The night before the queen’s departure, Solomon gave her a very spicy dinner, and they stayed late into the night. She allegedly stayed in his palace, but forced Solomon to swear that he wouldn’t touch her. He swore on the assumption that she would not take anything from the palace at night. Sheba woke up in the middle of the night with a big thirst, and Solomon stood by her with a glass of water. When the Queen of Sheba returned home she carried with her the light of wisdom, Sheba brought her faith in one God to her country, and 9 months after returning from Jerusalem, she gave birth to her only son, Menelec.
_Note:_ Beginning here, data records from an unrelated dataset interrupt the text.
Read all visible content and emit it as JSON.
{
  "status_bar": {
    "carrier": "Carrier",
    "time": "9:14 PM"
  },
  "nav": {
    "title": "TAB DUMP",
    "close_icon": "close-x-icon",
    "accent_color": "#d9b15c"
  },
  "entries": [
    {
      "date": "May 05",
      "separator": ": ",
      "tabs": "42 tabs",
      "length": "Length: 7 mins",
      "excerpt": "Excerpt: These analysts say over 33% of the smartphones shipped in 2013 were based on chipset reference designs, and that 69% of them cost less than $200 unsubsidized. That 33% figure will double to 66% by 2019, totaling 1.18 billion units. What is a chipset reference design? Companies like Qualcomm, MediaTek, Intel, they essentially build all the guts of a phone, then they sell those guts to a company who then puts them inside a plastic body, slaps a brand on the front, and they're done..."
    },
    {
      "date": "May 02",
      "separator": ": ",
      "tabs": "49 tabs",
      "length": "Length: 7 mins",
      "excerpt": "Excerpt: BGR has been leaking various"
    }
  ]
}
The Etiopian holy book goes on to document how Menelec came of age and journeyed to Jerusalem to visit his father.  It is said that Solomon gave him the Ark of the Covenant which Menelec brought with him to Ethiopia where he founded a new dynasty.

The Queen is a perfect display of strength, wisdom, education, progress and a certain sense of business. She must have had a very strong motive to make such a difficult journey to meet with Solomon. It is probable that strong women like the Queen where not uncommon at that time. A remarkable woman whose courageous efforts ensured trade, peace and at the same time brought faith in God to a pagan country.

During this agreement, the deal was sealed probably also through his son. Isn’t it our greatest blessing to have a child with strong health and a clear minded partner? How else can we ensure a healthy and well-meaning future generation?

Le Globless 

Kinza Vierik